What to produce: One number is the whole answer: how many lines of the records include "software".

Segment Start: Dataset records

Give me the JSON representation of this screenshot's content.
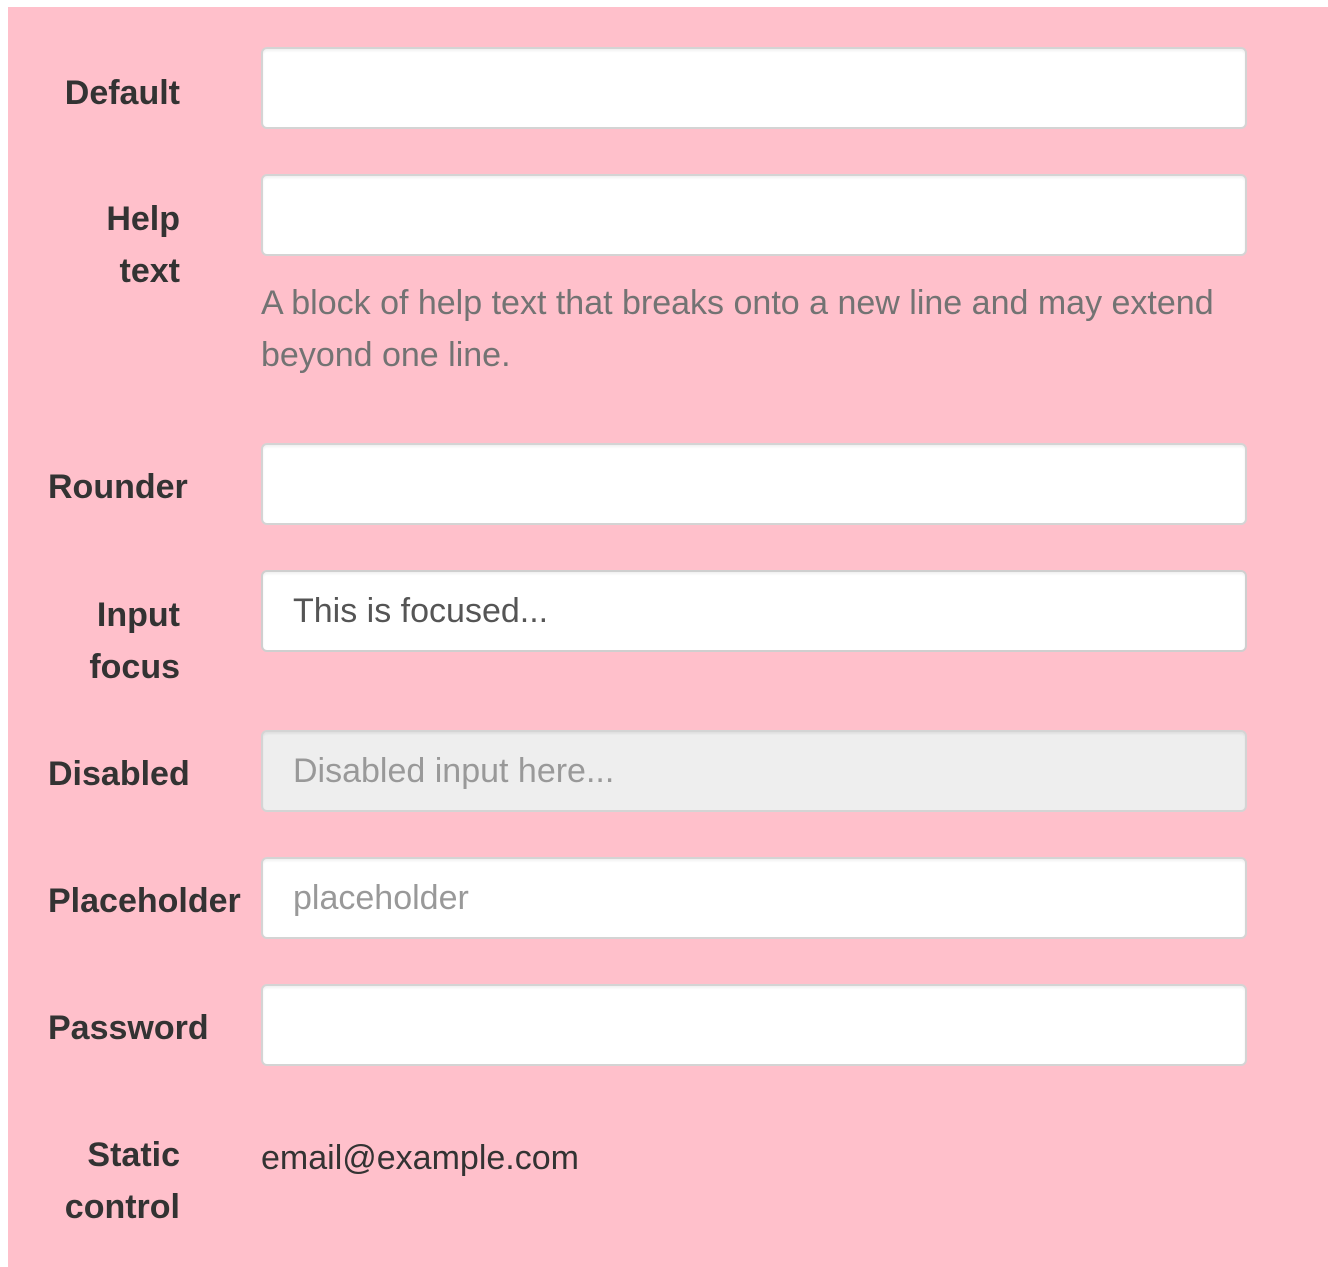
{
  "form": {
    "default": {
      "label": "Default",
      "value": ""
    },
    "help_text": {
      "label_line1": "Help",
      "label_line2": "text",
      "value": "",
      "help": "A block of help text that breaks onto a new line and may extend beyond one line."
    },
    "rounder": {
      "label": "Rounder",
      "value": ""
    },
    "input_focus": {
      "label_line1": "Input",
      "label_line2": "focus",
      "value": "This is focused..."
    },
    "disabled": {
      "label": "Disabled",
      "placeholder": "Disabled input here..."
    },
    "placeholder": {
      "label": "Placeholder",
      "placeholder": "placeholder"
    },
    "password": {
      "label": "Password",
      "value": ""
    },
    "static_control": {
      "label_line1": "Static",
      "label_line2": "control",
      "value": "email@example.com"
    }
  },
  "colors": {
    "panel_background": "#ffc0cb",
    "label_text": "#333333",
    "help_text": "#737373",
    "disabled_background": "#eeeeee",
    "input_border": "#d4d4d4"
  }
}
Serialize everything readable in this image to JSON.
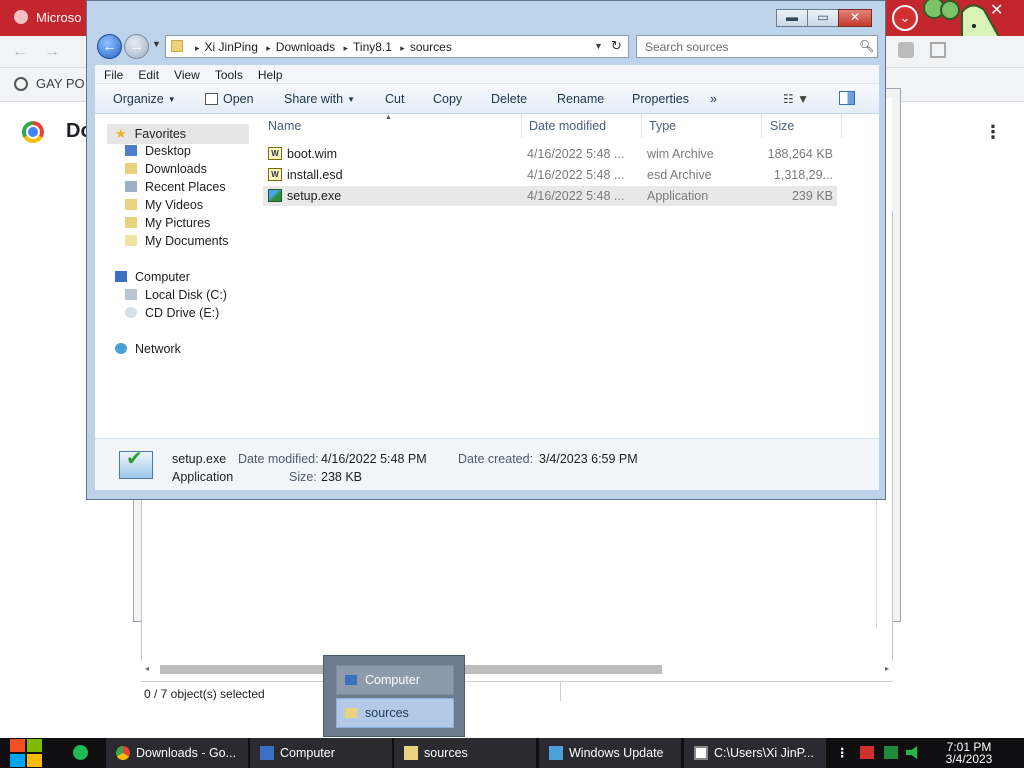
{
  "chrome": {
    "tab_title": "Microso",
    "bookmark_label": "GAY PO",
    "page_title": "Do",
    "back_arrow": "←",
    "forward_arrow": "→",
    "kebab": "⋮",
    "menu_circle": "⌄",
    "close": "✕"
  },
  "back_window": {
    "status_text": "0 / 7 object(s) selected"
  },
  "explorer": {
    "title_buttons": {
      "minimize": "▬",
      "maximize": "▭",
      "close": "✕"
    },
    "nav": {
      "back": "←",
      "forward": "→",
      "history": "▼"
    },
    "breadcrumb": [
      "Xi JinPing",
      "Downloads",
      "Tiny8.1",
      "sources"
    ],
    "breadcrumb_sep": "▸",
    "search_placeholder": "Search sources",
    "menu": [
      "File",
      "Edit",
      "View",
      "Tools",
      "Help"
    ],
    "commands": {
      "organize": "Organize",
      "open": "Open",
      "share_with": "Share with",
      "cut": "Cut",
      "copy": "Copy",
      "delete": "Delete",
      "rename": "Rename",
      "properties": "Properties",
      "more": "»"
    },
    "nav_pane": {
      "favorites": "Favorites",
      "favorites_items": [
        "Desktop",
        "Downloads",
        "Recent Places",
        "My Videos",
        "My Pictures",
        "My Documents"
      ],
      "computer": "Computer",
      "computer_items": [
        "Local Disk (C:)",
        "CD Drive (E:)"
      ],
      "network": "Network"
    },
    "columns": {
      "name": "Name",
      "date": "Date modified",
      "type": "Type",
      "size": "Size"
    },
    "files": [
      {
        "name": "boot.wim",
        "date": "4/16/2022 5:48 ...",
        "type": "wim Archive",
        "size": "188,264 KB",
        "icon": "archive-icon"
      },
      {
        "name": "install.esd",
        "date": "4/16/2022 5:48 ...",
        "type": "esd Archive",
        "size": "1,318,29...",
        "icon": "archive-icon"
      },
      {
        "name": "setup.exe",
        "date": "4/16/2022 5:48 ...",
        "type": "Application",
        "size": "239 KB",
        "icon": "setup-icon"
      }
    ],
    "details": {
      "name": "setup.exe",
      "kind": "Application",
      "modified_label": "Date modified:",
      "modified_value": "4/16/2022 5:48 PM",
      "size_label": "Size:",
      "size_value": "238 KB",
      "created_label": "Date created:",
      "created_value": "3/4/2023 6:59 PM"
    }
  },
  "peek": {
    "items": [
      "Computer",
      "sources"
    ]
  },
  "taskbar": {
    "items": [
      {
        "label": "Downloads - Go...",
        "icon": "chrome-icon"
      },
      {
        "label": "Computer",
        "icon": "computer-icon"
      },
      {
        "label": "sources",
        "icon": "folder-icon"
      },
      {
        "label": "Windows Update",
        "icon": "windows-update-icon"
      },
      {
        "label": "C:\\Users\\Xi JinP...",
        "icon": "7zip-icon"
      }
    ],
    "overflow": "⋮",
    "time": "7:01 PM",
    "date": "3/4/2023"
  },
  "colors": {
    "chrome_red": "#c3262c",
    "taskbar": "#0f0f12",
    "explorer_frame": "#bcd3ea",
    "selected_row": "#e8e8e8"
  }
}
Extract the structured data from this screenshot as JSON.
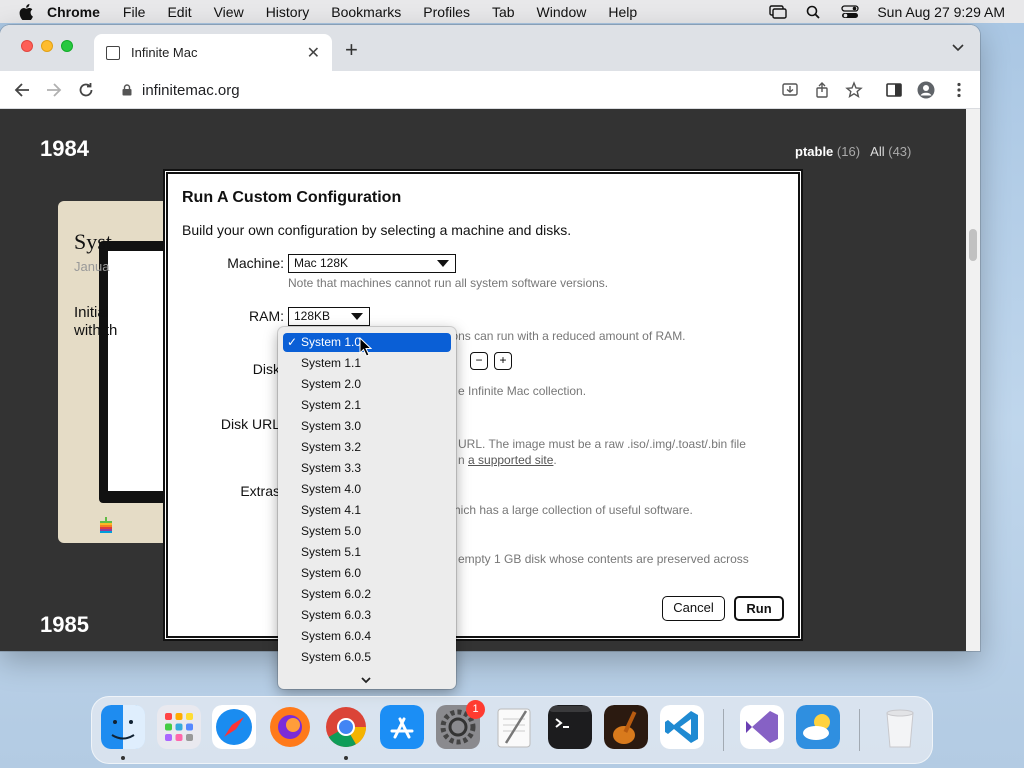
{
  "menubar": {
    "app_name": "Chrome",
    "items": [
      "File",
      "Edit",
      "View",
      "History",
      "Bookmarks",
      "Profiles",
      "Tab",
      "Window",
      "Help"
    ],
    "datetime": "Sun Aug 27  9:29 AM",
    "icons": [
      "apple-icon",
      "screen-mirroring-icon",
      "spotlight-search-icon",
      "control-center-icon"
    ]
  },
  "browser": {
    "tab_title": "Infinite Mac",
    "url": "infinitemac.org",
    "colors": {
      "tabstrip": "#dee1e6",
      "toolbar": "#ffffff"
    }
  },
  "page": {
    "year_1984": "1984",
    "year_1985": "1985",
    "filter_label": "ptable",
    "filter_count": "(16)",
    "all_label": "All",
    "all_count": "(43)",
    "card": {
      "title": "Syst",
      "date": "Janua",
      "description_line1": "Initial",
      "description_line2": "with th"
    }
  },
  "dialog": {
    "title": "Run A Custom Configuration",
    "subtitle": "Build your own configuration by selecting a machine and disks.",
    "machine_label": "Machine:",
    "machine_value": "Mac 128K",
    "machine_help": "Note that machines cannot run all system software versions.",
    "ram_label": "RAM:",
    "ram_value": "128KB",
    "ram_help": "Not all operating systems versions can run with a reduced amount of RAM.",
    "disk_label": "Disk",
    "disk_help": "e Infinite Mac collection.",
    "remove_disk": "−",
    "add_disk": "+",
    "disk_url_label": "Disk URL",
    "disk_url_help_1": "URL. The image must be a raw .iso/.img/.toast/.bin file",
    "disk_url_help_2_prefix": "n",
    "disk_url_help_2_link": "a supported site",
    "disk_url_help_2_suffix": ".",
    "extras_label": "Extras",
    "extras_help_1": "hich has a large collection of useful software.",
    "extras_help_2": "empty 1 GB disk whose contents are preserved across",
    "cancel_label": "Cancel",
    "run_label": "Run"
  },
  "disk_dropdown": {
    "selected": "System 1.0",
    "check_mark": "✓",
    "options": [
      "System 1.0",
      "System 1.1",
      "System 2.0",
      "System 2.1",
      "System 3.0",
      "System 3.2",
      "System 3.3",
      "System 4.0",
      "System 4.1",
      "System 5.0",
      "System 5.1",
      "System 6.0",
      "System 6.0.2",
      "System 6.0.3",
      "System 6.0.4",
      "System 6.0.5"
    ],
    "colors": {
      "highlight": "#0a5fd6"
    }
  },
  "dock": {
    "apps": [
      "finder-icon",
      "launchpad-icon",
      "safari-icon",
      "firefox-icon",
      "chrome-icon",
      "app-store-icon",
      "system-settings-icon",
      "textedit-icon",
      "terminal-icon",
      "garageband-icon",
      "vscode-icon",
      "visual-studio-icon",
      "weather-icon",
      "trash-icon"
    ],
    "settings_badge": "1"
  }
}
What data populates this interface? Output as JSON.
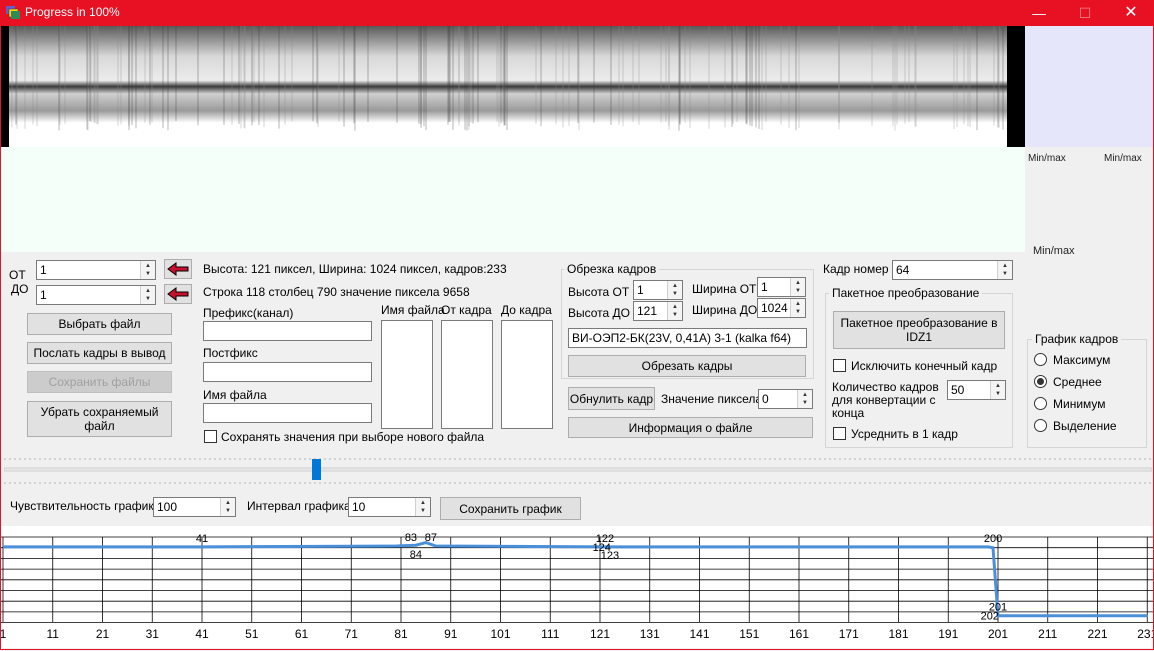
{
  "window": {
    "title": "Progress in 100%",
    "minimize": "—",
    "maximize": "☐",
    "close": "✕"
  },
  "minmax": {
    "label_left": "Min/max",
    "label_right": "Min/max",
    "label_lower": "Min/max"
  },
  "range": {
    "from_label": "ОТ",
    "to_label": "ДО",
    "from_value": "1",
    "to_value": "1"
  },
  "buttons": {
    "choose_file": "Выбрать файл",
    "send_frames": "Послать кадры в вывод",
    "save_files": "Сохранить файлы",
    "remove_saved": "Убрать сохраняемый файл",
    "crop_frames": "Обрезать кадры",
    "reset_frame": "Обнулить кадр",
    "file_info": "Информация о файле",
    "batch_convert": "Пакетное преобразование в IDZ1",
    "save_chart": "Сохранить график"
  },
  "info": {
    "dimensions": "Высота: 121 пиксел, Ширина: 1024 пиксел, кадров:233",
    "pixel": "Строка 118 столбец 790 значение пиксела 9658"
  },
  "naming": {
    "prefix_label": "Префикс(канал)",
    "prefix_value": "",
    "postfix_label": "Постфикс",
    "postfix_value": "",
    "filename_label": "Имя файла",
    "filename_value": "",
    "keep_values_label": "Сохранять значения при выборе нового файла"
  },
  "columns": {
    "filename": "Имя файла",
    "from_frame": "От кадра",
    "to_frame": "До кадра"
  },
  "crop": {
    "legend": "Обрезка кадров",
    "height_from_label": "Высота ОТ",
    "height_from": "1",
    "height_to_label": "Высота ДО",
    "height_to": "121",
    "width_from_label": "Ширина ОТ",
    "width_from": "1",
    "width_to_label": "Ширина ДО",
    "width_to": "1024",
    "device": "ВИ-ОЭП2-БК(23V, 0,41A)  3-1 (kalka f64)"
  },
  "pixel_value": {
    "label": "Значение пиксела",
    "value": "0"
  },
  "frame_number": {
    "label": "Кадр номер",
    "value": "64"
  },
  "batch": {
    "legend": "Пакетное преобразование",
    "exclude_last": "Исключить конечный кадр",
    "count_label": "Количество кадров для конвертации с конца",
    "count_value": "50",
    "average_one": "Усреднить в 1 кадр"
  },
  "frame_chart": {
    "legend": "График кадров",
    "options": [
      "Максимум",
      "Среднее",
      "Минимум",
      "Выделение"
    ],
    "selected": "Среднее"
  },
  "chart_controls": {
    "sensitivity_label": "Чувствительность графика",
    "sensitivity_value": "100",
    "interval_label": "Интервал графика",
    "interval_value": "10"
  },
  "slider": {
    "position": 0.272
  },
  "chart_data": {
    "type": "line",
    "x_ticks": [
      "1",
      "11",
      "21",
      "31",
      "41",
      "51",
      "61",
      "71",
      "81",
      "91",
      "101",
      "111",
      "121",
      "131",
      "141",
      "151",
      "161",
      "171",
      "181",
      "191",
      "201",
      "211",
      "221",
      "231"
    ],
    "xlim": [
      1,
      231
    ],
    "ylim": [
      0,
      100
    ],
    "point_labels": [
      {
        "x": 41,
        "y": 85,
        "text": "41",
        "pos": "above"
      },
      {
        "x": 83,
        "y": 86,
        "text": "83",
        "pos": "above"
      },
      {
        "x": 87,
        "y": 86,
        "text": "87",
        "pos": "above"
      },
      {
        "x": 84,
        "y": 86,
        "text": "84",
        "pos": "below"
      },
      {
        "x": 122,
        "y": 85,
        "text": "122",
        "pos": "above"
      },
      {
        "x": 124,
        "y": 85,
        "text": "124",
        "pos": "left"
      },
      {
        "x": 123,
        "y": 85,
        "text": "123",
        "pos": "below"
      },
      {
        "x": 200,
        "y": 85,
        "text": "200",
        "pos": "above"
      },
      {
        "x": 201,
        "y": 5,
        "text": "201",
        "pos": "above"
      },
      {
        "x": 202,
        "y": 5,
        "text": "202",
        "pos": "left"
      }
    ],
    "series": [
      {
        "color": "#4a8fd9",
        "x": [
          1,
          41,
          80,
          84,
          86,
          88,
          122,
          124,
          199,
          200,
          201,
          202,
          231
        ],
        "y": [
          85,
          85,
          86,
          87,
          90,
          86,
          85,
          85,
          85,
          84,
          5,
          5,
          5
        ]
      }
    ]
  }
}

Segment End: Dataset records

Output of the exercise: 2